5 Key Takeaways on the Road to Dominating Inspections
The difference between the two methods is how they get their samples for testing. Surface sampling is the way to determine whether there is a mold issues in a home and this means that the inspector must positively identify the presence of mold spore deposits in your home and gather them for further testing. The most common form however, is to evaluate mold level in and out of the home. When the mold testing is done, it will be determined whether the mold level inside is greater than the mold level outside, or vice versa. So with the result of the test the inspector can verify the presence of absence of molds in your home.
5 Key Takeaways on the Road to Dominating Inspections
Well of course the most common and effective air testing is the second since many times finding a single mold spore might not even to possible at certain stages. There are a lot of methods for air testing for molds being used today. Spore traps. This is a controversial but common method used for mold testing. To collect mold spores, they use a calibrated pump to draw an specified amount of over a greased slide. This method is an impaction method. A Petri dish viable sampling is another method used.
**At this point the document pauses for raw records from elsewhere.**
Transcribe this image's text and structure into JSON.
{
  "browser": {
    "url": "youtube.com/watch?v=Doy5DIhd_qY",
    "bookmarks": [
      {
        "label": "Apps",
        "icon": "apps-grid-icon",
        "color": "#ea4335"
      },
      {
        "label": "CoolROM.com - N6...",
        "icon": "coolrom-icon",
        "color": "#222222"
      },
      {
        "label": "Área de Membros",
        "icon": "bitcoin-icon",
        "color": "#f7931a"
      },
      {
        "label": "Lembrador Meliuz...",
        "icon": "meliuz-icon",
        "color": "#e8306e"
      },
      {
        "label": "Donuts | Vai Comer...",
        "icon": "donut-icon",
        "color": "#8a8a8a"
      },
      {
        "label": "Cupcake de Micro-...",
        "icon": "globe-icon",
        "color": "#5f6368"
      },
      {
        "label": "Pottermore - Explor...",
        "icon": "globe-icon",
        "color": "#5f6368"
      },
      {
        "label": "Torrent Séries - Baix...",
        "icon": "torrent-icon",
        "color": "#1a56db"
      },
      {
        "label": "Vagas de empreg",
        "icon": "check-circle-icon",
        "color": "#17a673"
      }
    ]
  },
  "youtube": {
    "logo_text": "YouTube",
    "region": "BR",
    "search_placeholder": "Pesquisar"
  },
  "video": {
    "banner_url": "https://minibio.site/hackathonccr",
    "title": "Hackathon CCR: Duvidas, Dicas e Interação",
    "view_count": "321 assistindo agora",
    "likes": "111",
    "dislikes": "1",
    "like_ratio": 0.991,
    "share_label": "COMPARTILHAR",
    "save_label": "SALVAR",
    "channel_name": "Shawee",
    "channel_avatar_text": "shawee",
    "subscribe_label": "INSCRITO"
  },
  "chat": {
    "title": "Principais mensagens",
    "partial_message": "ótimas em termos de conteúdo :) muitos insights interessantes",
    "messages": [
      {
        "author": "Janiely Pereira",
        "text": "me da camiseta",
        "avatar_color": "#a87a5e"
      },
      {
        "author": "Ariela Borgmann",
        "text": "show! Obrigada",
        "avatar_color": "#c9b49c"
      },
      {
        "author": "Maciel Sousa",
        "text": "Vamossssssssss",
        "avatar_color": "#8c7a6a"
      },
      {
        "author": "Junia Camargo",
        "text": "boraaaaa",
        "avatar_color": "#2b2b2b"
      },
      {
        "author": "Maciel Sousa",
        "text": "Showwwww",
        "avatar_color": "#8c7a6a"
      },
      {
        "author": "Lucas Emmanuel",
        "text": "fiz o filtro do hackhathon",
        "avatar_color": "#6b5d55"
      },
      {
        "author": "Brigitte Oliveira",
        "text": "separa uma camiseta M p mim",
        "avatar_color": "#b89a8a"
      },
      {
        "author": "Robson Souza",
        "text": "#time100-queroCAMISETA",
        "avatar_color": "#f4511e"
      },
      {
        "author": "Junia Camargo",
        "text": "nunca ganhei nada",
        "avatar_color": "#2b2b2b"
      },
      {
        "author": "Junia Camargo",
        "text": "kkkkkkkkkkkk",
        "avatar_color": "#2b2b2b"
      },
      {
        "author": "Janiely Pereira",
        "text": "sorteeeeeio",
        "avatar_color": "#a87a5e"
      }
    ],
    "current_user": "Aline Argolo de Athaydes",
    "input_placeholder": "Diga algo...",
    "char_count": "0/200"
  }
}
Like spore traps, this impaction method places a growing media underneath a pin holed cap and air is drawn over it.

Writen by Nathan Robinson